### Prompt:
Among the entries, which lines carry the string "duration"? Copy each of them.

(Items from an interface collection)

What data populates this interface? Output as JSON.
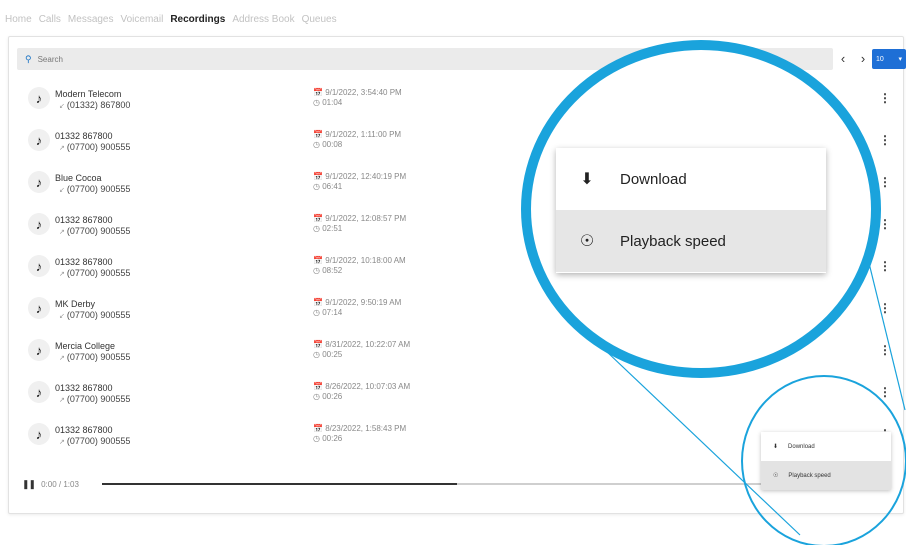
{
  "nav": {
    "tabs": [
      {
        "label": "Home"
      },
      {
        "label": "Calls"
      },
      {
        "label": "Messages"
      },
      {
        "label": "Voicemail"
      },
      {
        "label": "Recordings"
      },
      {
        "label": "Address Book"
      },
      {
        "label": "Queues"
      }
    ],
    "active": "Recordings"
  },
  "search": {
    "placeholder": "Search"
  },
  "pager": {
    "prev": "‹",
    "next": "›",
    "view_label": "10"
  },
  "recordings": [
    {
      "name": "Modern Telecom",
      "number": "(01332) 867800",
      "datetime": "9/1/2022, 3:54:40 PM",
      "duration": "01:04"
    },
    {
      "name": "01332 867800",
      "number": "(07700) 900555",
      "datetime": "9/1/2022, 1:11:00 PM",
      "duration": "00:08"
    },
    {
      "name": "Blue Cocoa",
      "number": "(07700) 900555",
      "datetime": "9/1/2022, 12:40:19 PM",
      "duration": "06:41"
    },
    {
      "name": "01332 867800",
      "number": "(07700) 900555",
      "datetime": "9/1/2022, 12:08:57 PM",
      "duration": "02:51"
    },
    {
      "name": "01332 867800",
      "number": "(07700) 900555",
      "datetime": "9/1/2022, 10:18:00 AM",
      "duration": "08:52"
    },
    {
      "name": "MK Derby",
      "number": "(07700) 900555",
      "datetime": "9/1/2022, 9:50:19 AM",
      "duration": "07:14"
    },
    {
      "name": "Mercia College",
      "number": "(07700) 900555",
      "datetime": "8/31/2022, 10:22:07 AM",
      "duration": "00:25"
    },
    {
      "name": "01332 867800",
      "number": "(07700) 900555",
      "datetime": "8/26/2022, 10:07:03 AM",
      "duration": "00:26"
    },
    {
      "name": "01332 867800",
      "number": "(07700) 900555",
      "datetime": "8/23/2022, 1:58:43 PM",
      "duration": "00:26"
    }
  ],
  "player": {
    "time": "0:00 / 1:03",
    "progress": 0.53
  },
  "menu": {
    "download_label": "Download",
    "playback_label": "Playback speed"
  },
  "colors": {
    "zoom_ring": "#1aa3dc",
    "accent": "#1e6fd6"
  },
  "icons": {
    "recording": "music-note-icon",
    "download": "download-icon",
    "playback": "playback-speed-icon",
    "more": "more-vertical-icon",
    "search": "search-icon",
    "pause": "pause-icon"
  }
}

### Result:
      "duration": "01:04"
      "duration": "00:08"
      "duration": "06:41"
      "duration": "02:51"
      "duration": "08:52"
      "duration": "07:14"
      "duration": "00:25"
      "duration": "00:26"
      "duration": "00:26"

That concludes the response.